Matt Gaffney’s Wall Street Journal contest crossword, “Resource Management”—Dave Sullivan’s write-upThere’s something appropriately meta to this week’s WSJ Contest instructions, in that we are solving a puzzle in search of a board game. The board games I played most frequently in my adolescence were Monopoly, Clue, Masterpiece and Life. I wonder if one of these will end up being our contest solution? Let’s look at the theme entries (starred either due to the central shorter entry or two down entries):
- 17a. [*Commodores hit of 1977], BRICK HOUSE – ok, let’s get into the way-back machine and give a listen
- 36a. [*Mine vehicle], ORE CART – otherwise known to frequent crossword solvers as a TRAM (which enters the mine through an ADIT)
- 54a. [*Winter pair], WOOL GLOVES
- 11d. [*Old Overholt or Wild Turkey, e.g.], GRAIN WHISKEY – I’ve never heard of the former, and I do wonder if these would be more often considered rye whiskeys or some other specific type of grain?
- 25d. [*Where employees log long hours?], LUMBER YARDS – very cute clue!
So all of these theme entries start with a “resource.” At first I thought of Sim City, which, although not a board game, does involve building cities, presumably from resources such as these. To Google I went and found a board game named Settlers of Catan which features these five resources on cards traded among players to build settlements on the fictional island of Catan. I guess I have a remote recollection of hearing about this game, but I’ve never played it.

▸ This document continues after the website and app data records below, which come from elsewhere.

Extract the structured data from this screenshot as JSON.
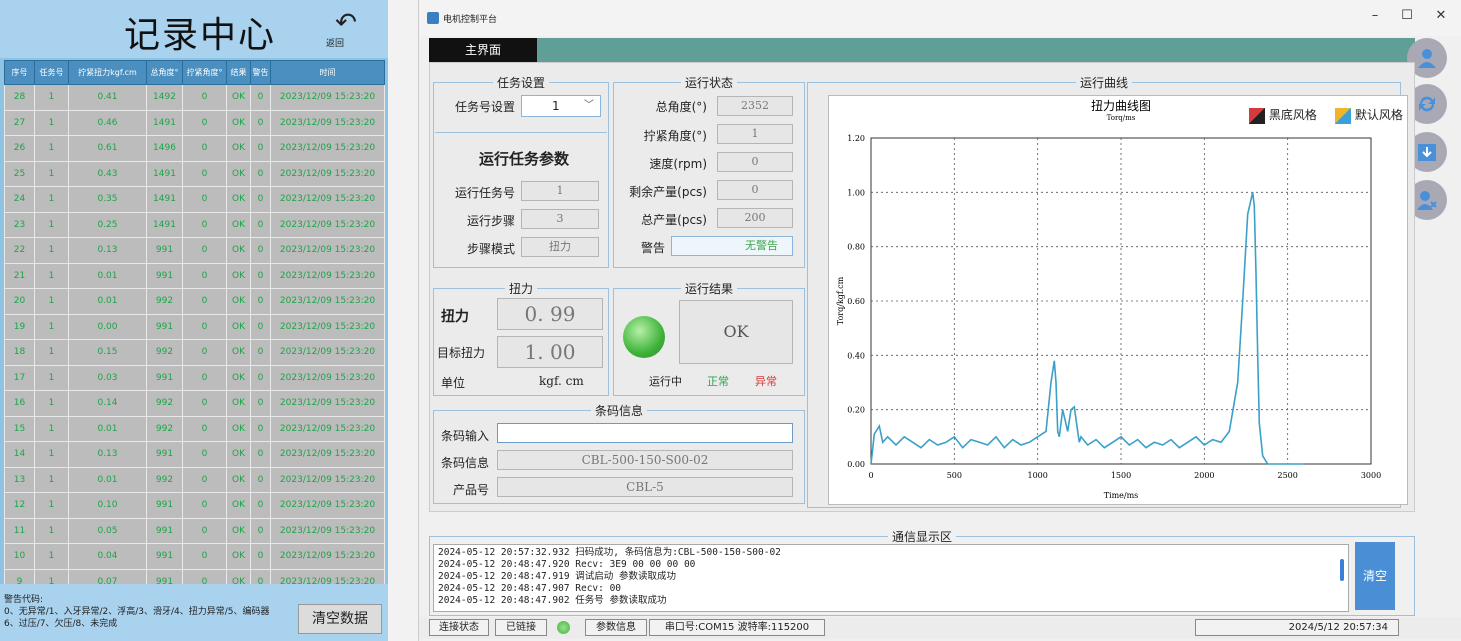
{
  "records": {
    "title": "记录中心",
    "back_label": "返回",
    "columns": [
      "序号",
      "任务号",
      "拧紧扭力kgf.cm",
      "总角度°",
      "拧紧角度°",
      "结果",
      "警告",
      "时间"
    ],
    "rows": [
      [
        "28",
        "1",
        "0.41",
        "1492",
        "0",
        "OK",
        "0",
        "2023/12/09 15:23:20"
      ],
      [
        "27",
        "1",
        "0.46",
        "1491",
        "0",
        "OK",
        "0",
        "2023/12/09 15:23:20"
      ],
      [
        "26",
        "1",
        "0.61",
        "1496",
        "0",
        "OK",
        "0",
        "2023/12/09 15:23:20"
      ],
      [
        "25",
        "1",
        "0.43",
        "1491",
        "0",
        "OK",
        "0",
        "2023/12/09 15:23:20"
      ],
      [
        "24",
        "1",
        "0.35",
        "1491",
        "0",
        "OK",
        "0",
        "2023/12/09 15:23:20"
      ],
      [
        "23",
        "1",
        "0.25",
        "1491",
        "0",
        "OK",
        "0",
        "2023/12/09 15:23:20"
      ],
      [
        "22",
        "1",
        "0.13",
        "991",
        "0",
        "OK",
        "0",
        "2023/12/09 15:23:20"
      ],
      [
        "21",
        "1",
        "0.01",
        "991",
        "0",
        "OK",
        "0",
        "2023/12/09 15:23:20"
      ],
      [
        "20",
        "1",
        "0.01",
        "992",
        "0",
        "OK",
        "0",
        "2023/12/09 15:23:20"
      ],
      [
        "19",
        "1",
        "0.00",
        "991",
        "0",
        "OK",
        "0",
        "2023/12/09 15:23:20"
      ],
      [
        "18",
        "1",
        "0.15",
        "992",
        "0",
        "OK",
        "0",
        "2023/12/09 15:23:20"
      ],
      [
        "17",
        "1",
        "0.03",
        "991",
        "0",
        "OK",
        "0",
        "2023/12/09 15:23:20"
      ],
      [
        "16",
        "1",
        "0.14",
        "992",
        "0",
        "OK",
        "0",
        "2023/12/09 15:23:20"
      ],
      [
        "15",
        "1",
        "0.01",
        "992",
        "0",
        "OK",
        "0",
        "2023/12/09 15:23:20"
      ],
      [
        "14",
        "1",
        "0.13",
        "991",
        "0",
        "OK",
        "0",
        "2023/12/09 15:23:20"
      ],
      [
        "13",
        "1",
        "0.01",
        "992",
        "0",
        "OK",
        "0",
        "2023/12/09 15:23:20"
      ],
      [
        "12",
        "1",
        "0.10",
        "991",
        "0",
        "OK",
        "0",
        "2023/12/09 15:23:20"
      ],
      [
        "11",
        "1",
        "0.05",
        "991",
        "0",
        "OK",
        "0",
        "2023/12/09 15:23:20"
      ],
      [
        "10",
        "1",
        "0.04",
        "991",
        "0",
        "OK",
        "0",
        "2023/12/09 15:23:20"
      ],
      [
        "9",
        "1",
        "0.07",
        "991",
        "0",
        "OK",
        "0",
        "2023/12/09 15:23:20"
      ]
    ],
    "warn_title": "警告代码:",
    "warn_line1": "0、无异常/1、入牙异常/2、浮高/3、滑牙/4、扭力异常/5、编码器",
    "warn_line2": "6、过压/7、欠压/8、未完成",
    "clear_label": "清空数据"
  },
  "window": {
    "title": "电机控制平台",
    "min": "–",
    "max": "☐",
    "close": "✕",
    "tab_main": "主界面"
  },
  "task": {
    "legend": "任务设置",
    "task_no_label": "任务号设置",
    "task_no_value": "1",
    "params_title": "运行任务参数",
    "run_task_label": "运行任务号",
    "run_task_value": "1",
    "run_step_label": "运行步骤",
    "run_step_value": "3",
    "step_mode_label": "步骤模式",
    "step_mode_value": "扭力"
  },
  "status": {
    "legend": "运行状态",
    "total_angle_label": "总角度(°)",
    "total_angle_value": "2352",
    "tight_angle_label": "拧紧角度(°)",
    "tight_angle_value": "1",
    "speed_label": "速度(rpm)",
    "speed_value": "0",
    "remain_label": "剩余产量(pcs)",
    "remain_value": "0",
    "total_label": "总产量(pcs)",
    "total_value": "200",
    "warn_label": "警告",
    "warn_value": "无警告"
  },
  "torque": {
    "legend": "扭力",
    "torque_label": "扭力",
    "torque_value": "0. 99",
    "target_label": "目标扭力",
    "target_value": "1. 00",
    "unit_label": "单位",
    "unit_value": "kgf. cm"
  },
  "result": {
    "legend": "运行结果",
    "value": "OK",
    "running": "运行中",
    "normal": "正常",
    "abnormal": "异常"
  },
  "barcode": {
    "legend": "条码信息",
    "input_label": "条码输入",
    "input_value": "",
    "info_label": "条码信息",
    "info_value": "CBL-500-150-S00-02",
    "product_label": "产品号",
    "product_value": "CBL-5"
  },
  "curve": {
    "legend": "运行曲线",
    "style_dark": "黑底风格",
    "style_default": "默认风格"
  },
  "chart_data": {
    "type": "line",
    "title": "扭力曲线图",
    "subtitle": "Torq/ms",
    "xlabel": "Time/ms",
    "ylabel": "Torq/kgf.cm",
    "xlim": [
      0,
      3000
    ],
    "ylim": [
      0,
      1.2
    ],
    "xticks": [
      0,
      500,
      1000,
      1500,
      2000,
      2500,
      3000
    ],
    "yticks": [
      0.0,
      0.2,
      0.4,
      0.6,
      0.8,
      1.0,
      1.2
    ],
    "xtick_labels": [
      "0",
      "500",
      "1000",
      "1500",
      "2000",
      "2500",
      "3000"
    ],
    "ytick_labels": [
      "0.00",
      "0.20",
      "0.40",
      "0.60",
      "0.80",
      "1.00",
      "1.20"
    ],
    "grid": true,
    "series": [
      {
        "color": "#3aa0c8",
        "x": [
          0,
          20,
          50,
          70,
          100,
          150,
          200,
          250,
          300,
          350,
          400,
          450,
          500,
          550,
          600,
          650,
          700,
          750,
          800,
          850,
          900,
          950,
          1000,
          1050,
          1080,
          1100,
          1110,
          1120,
          1130,
          1150,
          1180,
          1200,
          1220,
          1240,
          1250,
          1260,
          1300,
          1350,
          1400,
          1450,
          1500,
          1550,
          1600,
          1650,
          1700,
          1750,
          1800,
          1850,
          1900,
          1950,
          2000,
          2050,
          2100,
          2150,
          2200,
          2230,
          2260,
          2290,
          2300,
          2310,
          2320,
          2330,
          2350,
          2380,
          2400,
          2600
        ],
        "y": [
          0.0,
          0.11,
          0.14,
          0.08,
          0.1,
          0.07,
          0.1,
          0.08,
          0.06,
          0.09,
          0.07,
          0.08,
          0.1,
          0.06,
          0.09,
          0.08,
          0.07,
          0.1,
          0.06,
          0.09,
          0.07,
          0.08,
          0.1,
          0.12,
          0.3,
          0.38,
          0.3,
          0.12,
          0.1,
          0.2,
          0.12,
          0.2,
          0.21,
          0.12,
          0.08,
          0.1,
          0.07,
          0.09,
          0.06,
          0.08,
          0.1,
          0.07,
          0.09,
          0.06,
          0.08,
          0.07,
          0.09,
          0.06,
          0.08,
          0.1,
          0.07,
          0.09,
          0.08,
          0.12,
          0.3,
          0.6,
          0.92,
          1.0,
          0.95,
          0.7,
          0.4,
          0.15,
          0.03,
          0.0,
          0.0,
          0.0
        ]
      }
    ]
  },
  "comm": {
    "legend": "通信显示区",
    "lines": [
      "2024-05-12 20:57:32.932 扫码成功, 条码信息为:CBL-500-150-S00-02",
      "2024-05-12 20:48:47.920 Recv: 3E9 00 00 00 00",
      "2024-05-12 20:48:47.919 调试启动 参数读取成功",
      "2024-05-12 20:48:47.907 Recv: 00",
      "2024-05-12 20:48:47.902 任务号 参数读取成功"
    ],
    "clear_label": "清空"
  },
  "statusbar": {
    "conn_label": "连接状态",
    "conn_value": "已链接",
    "params_label": "参数信息",
    "port_info": "串口号:COM15 波特率:115200",
    "datetime": "2024/5/12 20:57:34"
  }
}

I found this meta a bit too straightforward for my tastes–in each theme entry the “resource” had the same meaning as its role in service to the meta solution (no wordplay per se involved). Also, if you hadn’t played the game in question before, you were sunk if you were solving on some desert island without the help of the World Wide Web. I also got stuck in one crossing–having ACE (instead of ICE) for [Clinch], leaving me with WASPS (instead of WISPS) for [Thin columns]. (Certainly wisps makes more sense, but I don’t think of them necessarily as columns.) A bit of politics seeped into the puzzle with [44 of 50 state governors] for MALES; I’m hoping upcoming elections help to reset that imbalance. As Captain Picard would say, MAKE IT SO!